## TASK BRIEF
All lines in the material with the string "background" should be listed.
DATA FOR REVIEW: Begin
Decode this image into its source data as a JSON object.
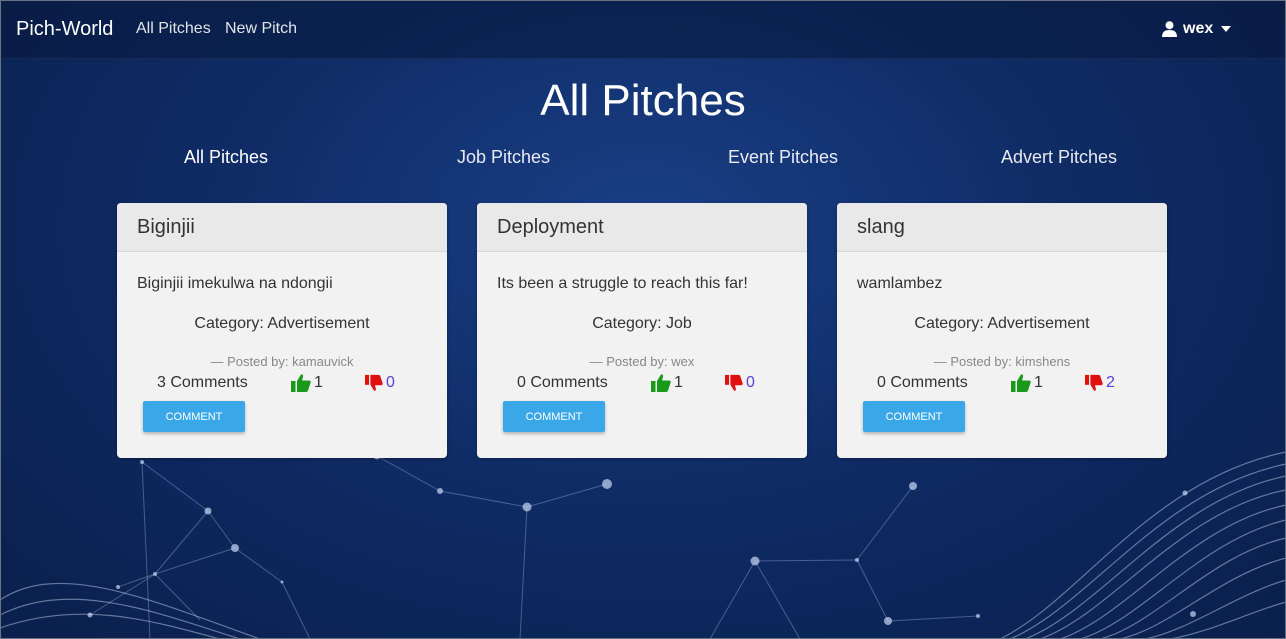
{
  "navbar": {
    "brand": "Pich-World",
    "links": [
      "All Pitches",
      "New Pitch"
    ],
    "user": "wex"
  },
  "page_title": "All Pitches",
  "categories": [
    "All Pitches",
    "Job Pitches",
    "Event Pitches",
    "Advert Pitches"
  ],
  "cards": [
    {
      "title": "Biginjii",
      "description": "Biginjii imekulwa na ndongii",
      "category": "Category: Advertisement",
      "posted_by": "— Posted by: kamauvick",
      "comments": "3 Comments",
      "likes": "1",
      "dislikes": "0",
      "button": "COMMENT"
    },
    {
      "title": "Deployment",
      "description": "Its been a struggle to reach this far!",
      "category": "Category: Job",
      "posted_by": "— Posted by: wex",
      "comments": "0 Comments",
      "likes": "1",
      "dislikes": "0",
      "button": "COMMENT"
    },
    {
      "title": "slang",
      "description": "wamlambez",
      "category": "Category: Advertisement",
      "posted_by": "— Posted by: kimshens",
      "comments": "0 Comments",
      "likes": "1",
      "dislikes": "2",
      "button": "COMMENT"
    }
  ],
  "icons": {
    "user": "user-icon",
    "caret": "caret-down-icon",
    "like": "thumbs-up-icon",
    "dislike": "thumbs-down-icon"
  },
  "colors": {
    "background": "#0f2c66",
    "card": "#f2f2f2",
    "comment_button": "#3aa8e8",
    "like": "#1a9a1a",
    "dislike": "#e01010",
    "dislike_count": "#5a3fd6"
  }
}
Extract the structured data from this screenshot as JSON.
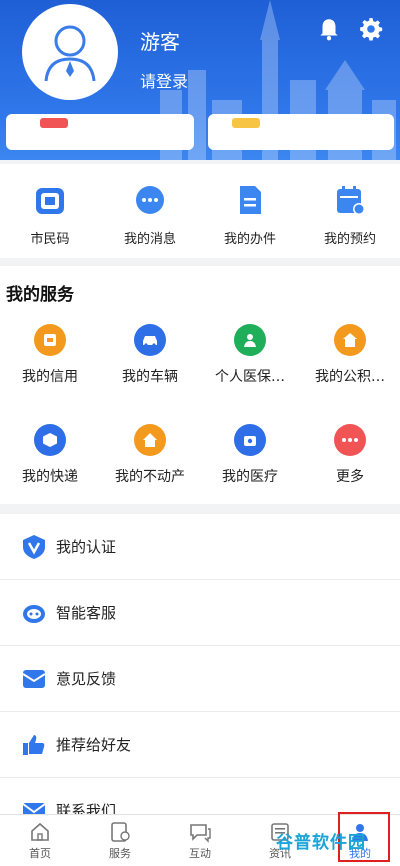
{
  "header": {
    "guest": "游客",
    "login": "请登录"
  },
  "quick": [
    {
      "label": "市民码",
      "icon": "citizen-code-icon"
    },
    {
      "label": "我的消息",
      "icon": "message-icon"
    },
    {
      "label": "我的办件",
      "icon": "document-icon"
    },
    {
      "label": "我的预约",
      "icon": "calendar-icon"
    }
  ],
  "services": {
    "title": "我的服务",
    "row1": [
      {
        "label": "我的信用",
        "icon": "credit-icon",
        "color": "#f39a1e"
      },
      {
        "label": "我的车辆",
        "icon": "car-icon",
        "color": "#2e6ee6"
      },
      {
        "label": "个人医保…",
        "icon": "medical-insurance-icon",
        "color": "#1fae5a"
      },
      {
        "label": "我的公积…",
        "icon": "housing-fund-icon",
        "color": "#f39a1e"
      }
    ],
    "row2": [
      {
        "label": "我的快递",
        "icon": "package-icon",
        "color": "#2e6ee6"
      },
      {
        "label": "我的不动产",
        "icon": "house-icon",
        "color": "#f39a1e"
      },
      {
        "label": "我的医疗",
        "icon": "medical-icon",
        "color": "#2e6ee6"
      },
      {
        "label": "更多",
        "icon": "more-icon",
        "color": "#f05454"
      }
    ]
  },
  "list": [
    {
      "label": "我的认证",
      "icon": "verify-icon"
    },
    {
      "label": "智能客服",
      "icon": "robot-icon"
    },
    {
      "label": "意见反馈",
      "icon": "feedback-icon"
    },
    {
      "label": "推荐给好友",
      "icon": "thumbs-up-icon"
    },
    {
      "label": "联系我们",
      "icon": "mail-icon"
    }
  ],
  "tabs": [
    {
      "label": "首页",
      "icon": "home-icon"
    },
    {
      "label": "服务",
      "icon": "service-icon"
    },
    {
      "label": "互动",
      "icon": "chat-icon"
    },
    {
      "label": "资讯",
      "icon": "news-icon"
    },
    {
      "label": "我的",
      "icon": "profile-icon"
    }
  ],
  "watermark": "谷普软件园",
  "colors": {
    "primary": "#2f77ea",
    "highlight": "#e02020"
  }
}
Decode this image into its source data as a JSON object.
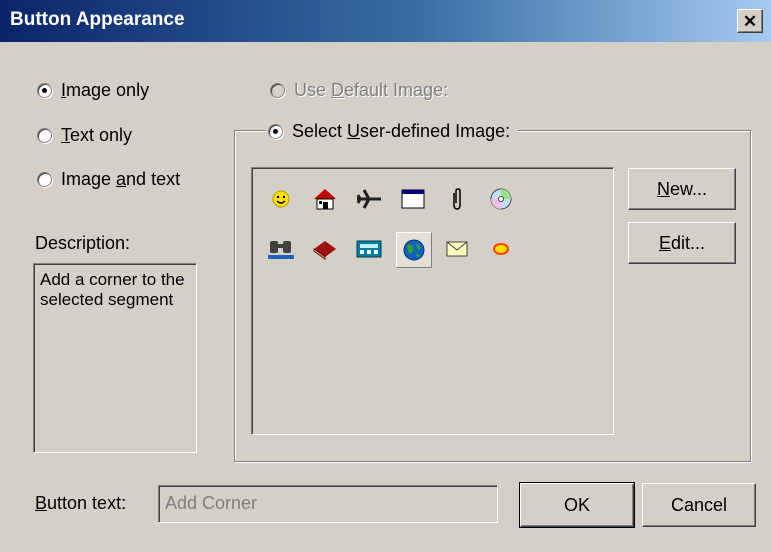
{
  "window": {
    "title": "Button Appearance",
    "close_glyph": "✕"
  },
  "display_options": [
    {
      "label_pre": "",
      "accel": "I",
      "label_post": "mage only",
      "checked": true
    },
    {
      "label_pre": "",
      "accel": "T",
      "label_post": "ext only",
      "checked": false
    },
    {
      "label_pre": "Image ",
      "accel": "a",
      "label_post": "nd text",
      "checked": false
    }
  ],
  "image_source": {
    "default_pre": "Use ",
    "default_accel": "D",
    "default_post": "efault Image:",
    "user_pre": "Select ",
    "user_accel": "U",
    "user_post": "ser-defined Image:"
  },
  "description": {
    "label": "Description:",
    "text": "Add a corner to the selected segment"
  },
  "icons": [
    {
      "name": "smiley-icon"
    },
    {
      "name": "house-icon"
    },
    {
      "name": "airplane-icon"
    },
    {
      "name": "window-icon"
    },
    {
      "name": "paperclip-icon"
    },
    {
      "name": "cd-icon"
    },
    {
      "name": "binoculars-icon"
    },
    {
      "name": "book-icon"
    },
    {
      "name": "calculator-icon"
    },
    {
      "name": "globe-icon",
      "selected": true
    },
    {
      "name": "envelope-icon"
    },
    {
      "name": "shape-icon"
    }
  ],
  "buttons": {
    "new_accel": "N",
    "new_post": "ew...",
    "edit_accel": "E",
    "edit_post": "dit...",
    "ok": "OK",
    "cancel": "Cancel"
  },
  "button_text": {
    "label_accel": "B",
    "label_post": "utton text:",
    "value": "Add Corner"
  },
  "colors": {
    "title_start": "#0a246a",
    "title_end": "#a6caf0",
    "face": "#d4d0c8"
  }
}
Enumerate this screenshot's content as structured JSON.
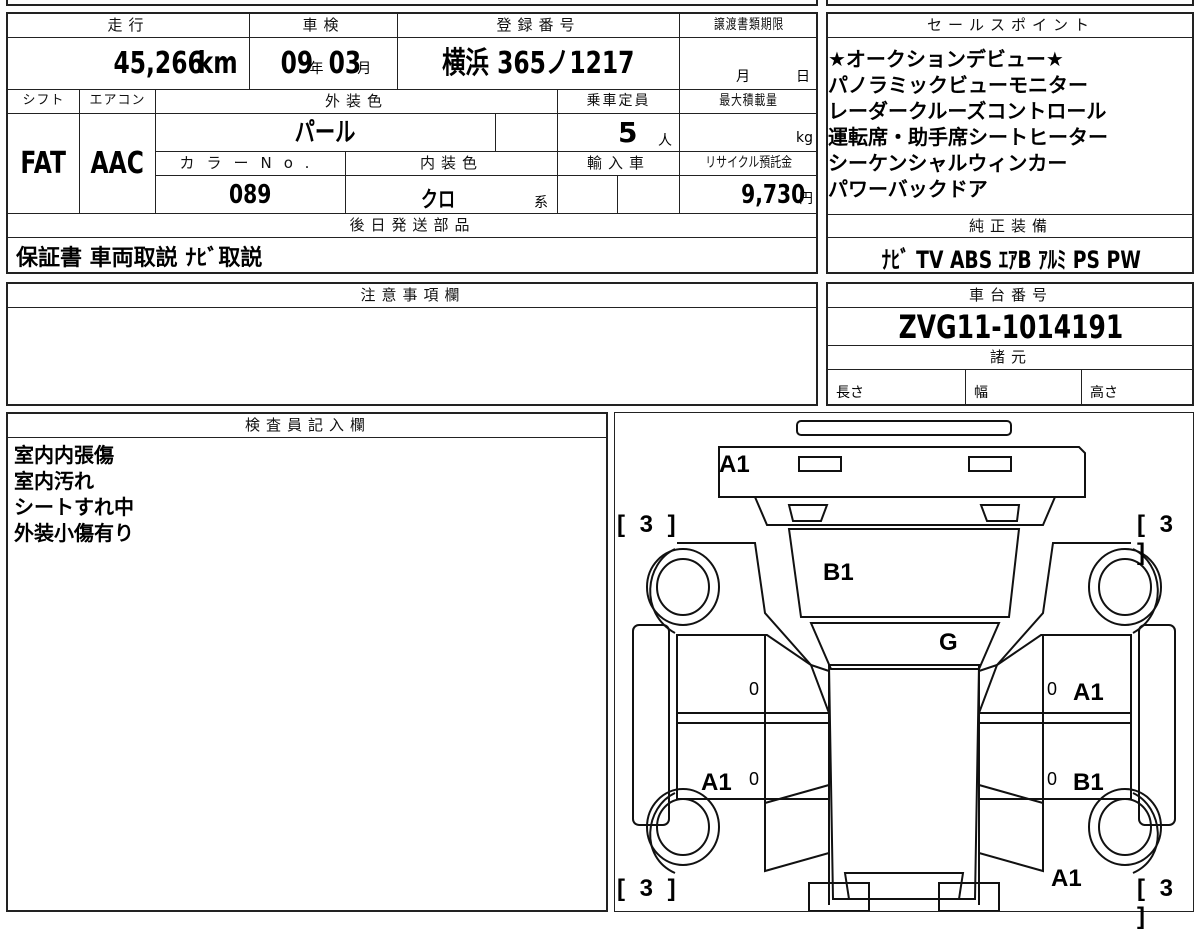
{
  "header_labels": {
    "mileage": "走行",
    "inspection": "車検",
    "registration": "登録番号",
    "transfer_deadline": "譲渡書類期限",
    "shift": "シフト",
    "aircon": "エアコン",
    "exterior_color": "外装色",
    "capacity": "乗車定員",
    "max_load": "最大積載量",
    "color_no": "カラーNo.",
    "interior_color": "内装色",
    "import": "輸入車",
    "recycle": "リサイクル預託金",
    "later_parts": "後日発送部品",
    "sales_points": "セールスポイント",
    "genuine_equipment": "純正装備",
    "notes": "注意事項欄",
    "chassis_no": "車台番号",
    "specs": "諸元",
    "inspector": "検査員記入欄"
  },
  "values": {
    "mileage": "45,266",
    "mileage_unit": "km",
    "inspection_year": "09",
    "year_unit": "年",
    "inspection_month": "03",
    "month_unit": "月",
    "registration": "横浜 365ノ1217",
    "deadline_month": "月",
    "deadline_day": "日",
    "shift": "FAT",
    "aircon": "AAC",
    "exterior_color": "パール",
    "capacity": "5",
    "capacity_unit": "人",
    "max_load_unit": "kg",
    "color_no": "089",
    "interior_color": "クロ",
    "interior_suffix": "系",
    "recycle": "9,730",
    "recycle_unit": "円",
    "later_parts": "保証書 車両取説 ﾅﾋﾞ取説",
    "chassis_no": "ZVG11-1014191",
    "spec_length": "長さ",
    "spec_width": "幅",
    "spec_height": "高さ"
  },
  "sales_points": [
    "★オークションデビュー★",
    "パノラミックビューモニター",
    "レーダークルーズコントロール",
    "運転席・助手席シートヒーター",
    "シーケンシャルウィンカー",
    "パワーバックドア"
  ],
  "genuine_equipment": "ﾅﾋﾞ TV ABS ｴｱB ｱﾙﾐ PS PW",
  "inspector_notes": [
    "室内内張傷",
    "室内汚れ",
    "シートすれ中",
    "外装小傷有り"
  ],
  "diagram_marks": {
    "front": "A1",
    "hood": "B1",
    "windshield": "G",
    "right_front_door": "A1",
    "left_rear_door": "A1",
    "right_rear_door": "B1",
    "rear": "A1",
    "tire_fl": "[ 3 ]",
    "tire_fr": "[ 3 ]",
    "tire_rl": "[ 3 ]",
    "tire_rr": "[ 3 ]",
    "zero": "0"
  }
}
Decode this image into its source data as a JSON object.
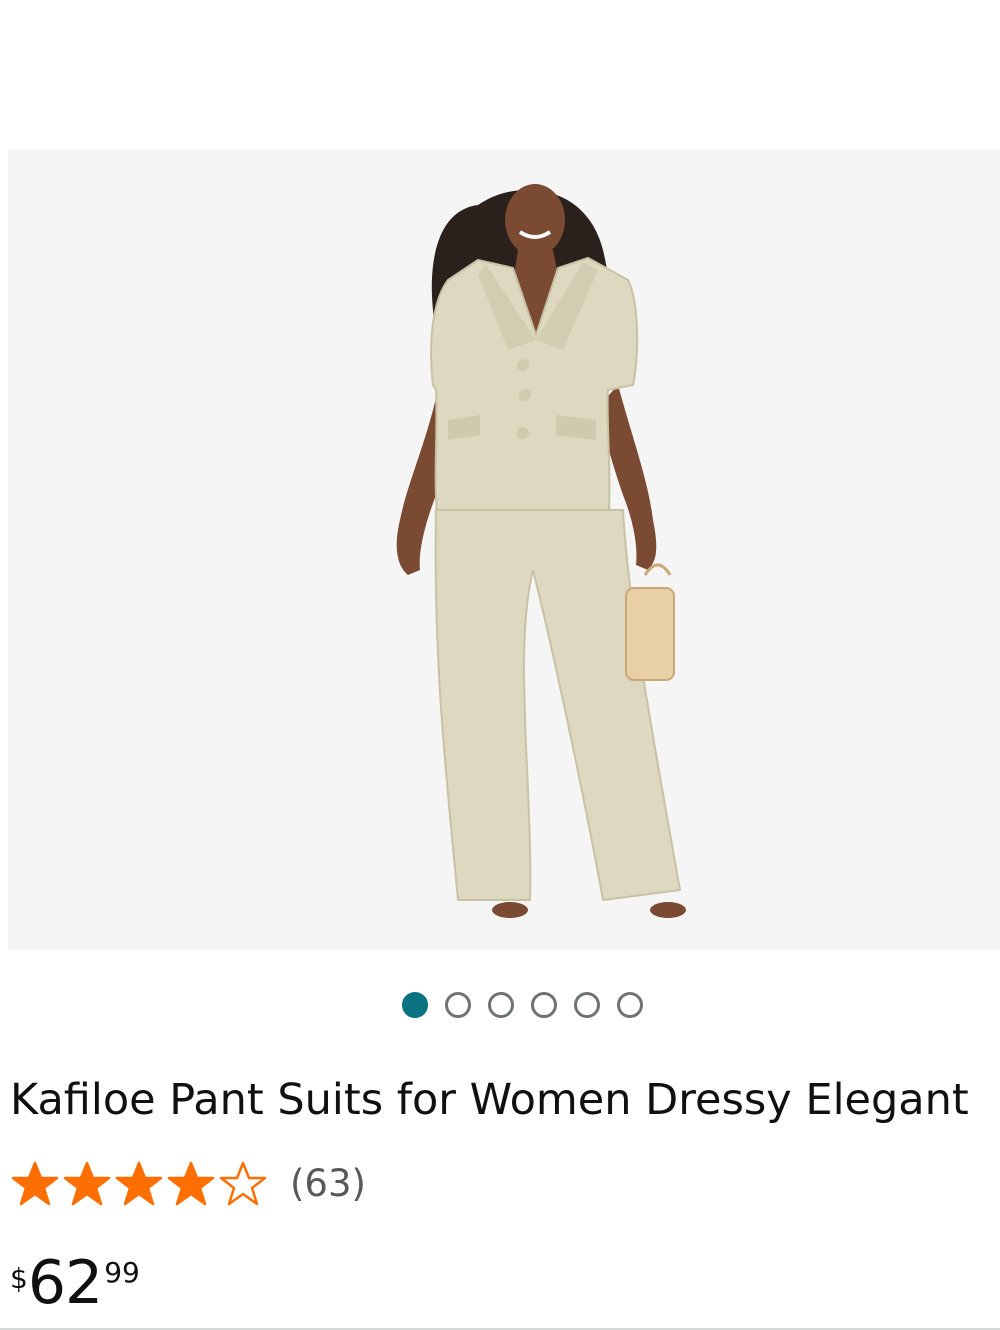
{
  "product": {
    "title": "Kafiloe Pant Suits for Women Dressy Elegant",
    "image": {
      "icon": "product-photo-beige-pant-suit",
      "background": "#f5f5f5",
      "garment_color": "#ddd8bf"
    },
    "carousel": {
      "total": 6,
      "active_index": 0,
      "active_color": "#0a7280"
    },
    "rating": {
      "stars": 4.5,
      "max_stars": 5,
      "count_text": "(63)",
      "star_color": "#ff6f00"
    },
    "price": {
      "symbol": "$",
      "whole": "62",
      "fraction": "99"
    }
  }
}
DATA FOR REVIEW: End
## RESULT OF THIS TASK
    "background": "#0f2c66",
      "background": "#f5f5f5",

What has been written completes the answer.